Indeed, publishing Part 3 in this series is too late but considering the growing demand for Office 365 I think this is still helpful to the SP community.
Well, before diving into the solution, first have a look at the potential problems with Office 365 performance. Consider following scenarios where invoking the O365 APIs is required from client side (JS in most of the cases):
- Display latest news/events on the landing page of Portal having >50K users. Querying REST APIs every time sounds very expensive operation.
- Querying Querying Terms from taxonomy is very common requirement. Consider an Organization with 30+ departments across different geographies. Every country’s department has a local managed navigation. In this case 1000s of terms would be created in the managed metadata navigation. Getting 50 terms only (to show a local navigation of an “IT” department of a country) from 1000s of managed navigation terms in the taxonomy would be a very expensive operation. Querying terms from 3rd level (or deeper than this) in the terms hierarchy can bring down the performance as it requires invoking taxonomy APIs more than once.
- Different pages in the portal require User profile properties to display conditional UI elements from JS. Invoking User profile APIs on every page will not be a right approach.
- Query list items to personalize the Page content if user has set up personalization settings is a SP list.
- Fetch application configuration settings items stored in the Lists. This is usually required in all the web applications/portals.
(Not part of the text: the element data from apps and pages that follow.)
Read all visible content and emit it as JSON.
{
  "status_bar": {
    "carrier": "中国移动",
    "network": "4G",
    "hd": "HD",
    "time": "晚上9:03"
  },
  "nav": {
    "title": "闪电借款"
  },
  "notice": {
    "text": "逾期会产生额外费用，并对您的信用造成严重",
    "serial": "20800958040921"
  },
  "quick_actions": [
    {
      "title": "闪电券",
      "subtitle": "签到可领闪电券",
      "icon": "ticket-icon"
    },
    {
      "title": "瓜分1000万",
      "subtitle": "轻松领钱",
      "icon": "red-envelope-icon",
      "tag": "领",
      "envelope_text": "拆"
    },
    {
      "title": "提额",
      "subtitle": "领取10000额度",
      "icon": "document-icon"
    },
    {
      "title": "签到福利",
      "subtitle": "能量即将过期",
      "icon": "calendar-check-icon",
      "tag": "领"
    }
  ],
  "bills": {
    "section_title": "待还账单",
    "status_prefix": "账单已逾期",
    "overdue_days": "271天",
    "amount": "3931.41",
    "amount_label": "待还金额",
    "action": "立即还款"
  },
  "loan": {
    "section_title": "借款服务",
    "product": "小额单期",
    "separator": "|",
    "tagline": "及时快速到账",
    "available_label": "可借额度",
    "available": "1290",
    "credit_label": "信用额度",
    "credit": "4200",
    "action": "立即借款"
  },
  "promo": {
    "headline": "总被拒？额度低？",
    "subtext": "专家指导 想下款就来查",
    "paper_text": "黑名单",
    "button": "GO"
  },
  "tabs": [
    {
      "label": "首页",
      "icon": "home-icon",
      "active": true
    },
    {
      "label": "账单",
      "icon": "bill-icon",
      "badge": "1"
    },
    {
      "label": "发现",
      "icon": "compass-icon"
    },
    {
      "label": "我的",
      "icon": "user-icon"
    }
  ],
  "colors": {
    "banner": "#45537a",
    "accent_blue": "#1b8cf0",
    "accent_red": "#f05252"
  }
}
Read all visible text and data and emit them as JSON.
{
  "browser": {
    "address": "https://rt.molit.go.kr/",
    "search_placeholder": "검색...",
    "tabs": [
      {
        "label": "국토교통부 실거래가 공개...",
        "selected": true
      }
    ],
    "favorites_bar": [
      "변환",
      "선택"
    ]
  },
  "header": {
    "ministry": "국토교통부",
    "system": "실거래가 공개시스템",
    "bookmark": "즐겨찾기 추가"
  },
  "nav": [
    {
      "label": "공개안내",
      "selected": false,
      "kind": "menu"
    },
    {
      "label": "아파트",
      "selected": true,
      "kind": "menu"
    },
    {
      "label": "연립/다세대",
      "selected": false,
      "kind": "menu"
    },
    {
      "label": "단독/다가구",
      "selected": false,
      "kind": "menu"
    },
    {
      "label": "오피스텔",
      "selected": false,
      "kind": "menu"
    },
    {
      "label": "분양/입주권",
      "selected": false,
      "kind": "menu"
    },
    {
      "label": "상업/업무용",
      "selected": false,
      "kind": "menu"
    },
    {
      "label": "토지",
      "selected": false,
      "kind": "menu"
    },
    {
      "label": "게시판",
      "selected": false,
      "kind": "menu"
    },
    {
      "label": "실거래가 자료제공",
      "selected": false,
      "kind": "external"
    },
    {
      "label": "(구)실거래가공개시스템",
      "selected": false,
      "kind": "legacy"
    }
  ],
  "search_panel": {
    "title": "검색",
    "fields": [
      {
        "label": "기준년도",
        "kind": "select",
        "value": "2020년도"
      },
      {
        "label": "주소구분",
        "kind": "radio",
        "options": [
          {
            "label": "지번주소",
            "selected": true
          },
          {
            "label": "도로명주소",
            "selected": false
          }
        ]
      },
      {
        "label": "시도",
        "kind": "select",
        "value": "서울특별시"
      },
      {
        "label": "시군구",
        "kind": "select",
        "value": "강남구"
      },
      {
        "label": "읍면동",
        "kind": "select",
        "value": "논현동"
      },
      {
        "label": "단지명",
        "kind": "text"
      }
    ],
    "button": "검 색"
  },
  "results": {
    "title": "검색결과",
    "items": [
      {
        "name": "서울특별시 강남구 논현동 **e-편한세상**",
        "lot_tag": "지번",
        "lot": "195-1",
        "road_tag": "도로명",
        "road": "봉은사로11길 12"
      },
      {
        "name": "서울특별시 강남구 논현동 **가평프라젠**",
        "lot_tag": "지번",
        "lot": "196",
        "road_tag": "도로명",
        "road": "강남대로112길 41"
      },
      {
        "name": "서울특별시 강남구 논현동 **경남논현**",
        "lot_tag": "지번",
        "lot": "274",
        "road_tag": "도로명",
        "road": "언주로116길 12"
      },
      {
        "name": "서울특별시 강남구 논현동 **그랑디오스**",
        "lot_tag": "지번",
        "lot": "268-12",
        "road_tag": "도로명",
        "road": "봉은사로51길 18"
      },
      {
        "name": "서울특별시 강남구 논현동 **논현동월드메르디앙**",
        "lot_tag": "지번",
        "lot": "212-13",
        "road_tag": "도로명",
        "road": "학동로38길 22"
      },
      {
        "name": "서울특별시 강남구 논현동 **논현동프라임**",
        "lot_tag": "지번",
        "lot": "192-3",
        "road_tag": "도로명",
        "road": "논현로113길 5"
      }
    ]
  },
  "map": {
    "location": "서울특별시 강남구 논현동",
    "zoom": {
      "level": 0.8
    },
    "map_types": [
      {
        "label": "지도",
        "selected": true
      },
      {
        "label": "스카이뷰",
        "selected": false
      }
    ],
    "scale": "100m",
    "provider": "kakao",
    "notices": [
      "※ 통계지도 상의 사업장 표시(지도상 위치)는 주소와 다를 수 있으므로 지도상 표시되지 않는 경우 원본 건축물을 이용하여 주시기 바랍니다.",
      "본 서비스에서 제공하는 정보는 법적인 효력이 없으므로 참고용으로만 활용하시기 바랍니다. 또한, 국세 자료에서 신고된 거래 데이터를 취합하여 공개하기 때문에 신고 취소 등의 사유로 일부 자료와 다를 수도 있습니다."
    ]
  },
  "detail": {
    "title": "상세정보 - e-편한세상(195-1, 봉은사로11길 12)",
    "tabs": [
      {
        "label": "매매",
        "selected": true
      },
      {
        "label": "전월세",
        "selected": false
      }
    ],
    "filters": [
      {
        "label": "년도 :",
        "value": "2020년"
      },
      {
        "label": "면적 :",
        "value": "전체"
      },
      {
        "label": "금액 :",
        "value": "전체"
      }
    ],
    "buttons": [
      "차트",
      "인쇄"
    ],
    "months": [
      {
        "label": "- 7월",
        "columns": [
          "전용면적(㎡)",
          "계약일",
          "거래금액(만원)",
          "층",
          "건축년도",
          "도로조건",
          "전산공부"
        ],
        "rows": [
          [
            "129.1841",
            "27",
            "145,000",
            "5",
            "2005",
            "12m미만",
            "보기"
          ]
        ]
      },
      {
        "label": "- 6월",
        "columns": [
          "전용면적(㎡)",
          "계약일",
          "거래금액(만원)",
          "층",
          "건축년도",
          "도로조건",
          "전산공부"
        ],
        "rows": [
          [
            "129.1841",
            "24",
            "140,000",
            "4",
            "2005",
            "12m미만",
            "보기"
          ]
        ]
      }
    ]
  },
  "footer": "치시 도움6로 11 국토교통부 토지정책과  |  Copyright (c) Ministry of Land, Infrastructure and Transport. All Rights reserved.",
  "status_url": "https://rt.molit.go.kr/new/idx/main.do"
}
There are several such scenarios in which querying same Office 365 content on various pages is required. Above are very few of those. Numerous serialization and deserialization operations take place in the background when Office 365 API is invoked even once and these operations badly affect the performance. Caching solution becomes the urgency to store static and frequently used content.
Client side session storage or local file storage can resolve the performance problems to certain extent but they have their limitations and disadvantages such as data concurrency, expiration policy etc.
Yes, distributed caching is the saviour to resolve performance and data concurrency problems.